Flow visualization using fluorescent microparticles and cell viability investigations are carried out to examine the mechanisms by which cells are seeded into scaffolds driven by surface acoustic waves. The former consists of observing both the external flow prior to the entry of the suspension into the scaffold and the internal flow within the scaffold pores. The latter involves micro-CT (computed tomography) scans of the particle distributions within the seeded scaffolds and visual and quantitative methods to examine the morphology and proliferation ability of the irradiated cells. The results of these investigations elucidate the mechanisms by which particles are seeded, and hence provide valuable information that form the basis for optimizing this recently discovered method for rapid, efficient, and uniform scaffold cell seeding. Yeast cells are observed to maintain their size and morphology as well as their proliferation ability over 14 days after they are irradiated. The mammalian primary osteoblast cells tested also show little difference in their viability when exposed to the surface acoustic wave irradiation compared to a control set. Together, these provide initial feasibility results that demonstrate the surface acoustic wave technology as a viable seeding method without risk of denaturing the cells.

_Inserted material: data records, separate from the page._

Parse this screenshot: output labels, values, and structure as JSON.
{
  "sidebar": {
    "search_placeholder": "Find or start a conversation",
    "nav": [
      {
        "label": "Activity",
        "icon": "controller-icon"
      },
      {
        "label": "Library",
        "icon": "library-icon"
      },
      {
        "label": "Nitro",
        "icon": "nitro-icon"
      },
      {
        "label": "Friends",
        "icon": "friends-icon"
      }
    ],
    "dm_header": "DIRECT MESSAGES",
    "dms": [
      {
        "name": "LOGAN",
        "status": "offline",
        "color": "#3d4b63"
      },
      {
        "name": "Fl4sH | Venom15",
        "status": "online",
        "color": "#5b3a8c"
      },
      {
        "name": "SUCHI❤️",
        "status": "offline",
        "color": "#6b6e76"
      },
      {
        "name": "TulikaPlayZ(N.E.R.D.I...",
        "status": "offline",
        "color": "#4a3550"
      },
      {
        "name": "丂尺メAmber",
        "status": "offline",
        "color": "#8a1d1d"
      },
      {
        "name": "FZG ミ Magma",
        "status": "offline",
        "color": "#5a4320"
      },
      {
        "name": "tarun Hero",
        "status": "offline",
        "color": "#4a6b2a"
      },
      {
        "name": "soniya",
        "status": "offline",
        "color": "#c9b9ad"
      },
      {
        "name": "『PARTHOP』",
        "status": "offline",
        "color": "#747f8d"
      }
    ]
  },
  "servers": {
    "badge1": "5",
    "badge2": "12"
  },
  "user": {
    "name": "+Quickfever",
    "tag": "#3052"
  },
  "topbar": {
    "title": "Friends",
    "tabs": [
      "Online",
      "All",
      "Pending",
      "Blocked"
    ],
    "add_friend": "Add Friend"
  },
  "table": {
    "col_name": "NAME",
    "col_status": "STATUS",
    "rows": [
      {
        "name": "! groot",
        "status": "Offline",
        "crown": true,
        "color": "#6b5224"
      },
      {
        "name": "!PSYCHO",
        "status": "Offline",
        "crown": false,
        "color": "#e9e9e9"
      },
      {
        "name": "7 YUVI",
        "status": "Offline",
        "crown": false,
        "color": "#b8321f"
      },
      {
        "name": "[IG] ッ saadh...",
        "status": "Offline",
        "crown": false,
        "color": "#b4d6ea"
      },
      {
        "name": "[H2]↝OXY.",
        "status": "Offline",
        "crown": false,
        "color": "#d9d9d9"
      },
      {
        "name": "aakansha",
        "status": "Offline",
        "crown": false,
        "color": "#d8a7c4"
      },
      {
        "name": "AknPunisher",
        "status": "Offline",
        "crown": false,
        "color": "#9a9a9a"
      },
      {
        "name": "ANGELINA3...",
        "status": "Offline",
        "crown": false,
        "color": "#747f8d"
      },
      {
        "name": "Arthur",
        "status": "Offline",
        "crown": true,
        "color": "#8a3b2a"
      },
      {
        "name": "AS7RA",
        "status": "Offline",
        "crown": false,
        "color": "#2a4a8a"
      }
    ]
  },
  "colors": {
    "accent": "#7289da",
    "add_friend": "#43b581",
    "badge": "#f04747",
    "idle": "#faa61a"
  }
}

|Pages (from-to)||387 - 401|
|Number of pages||15|
|Journal||Biotechnology and Bioengineering|
|Publication status||Published - 2009|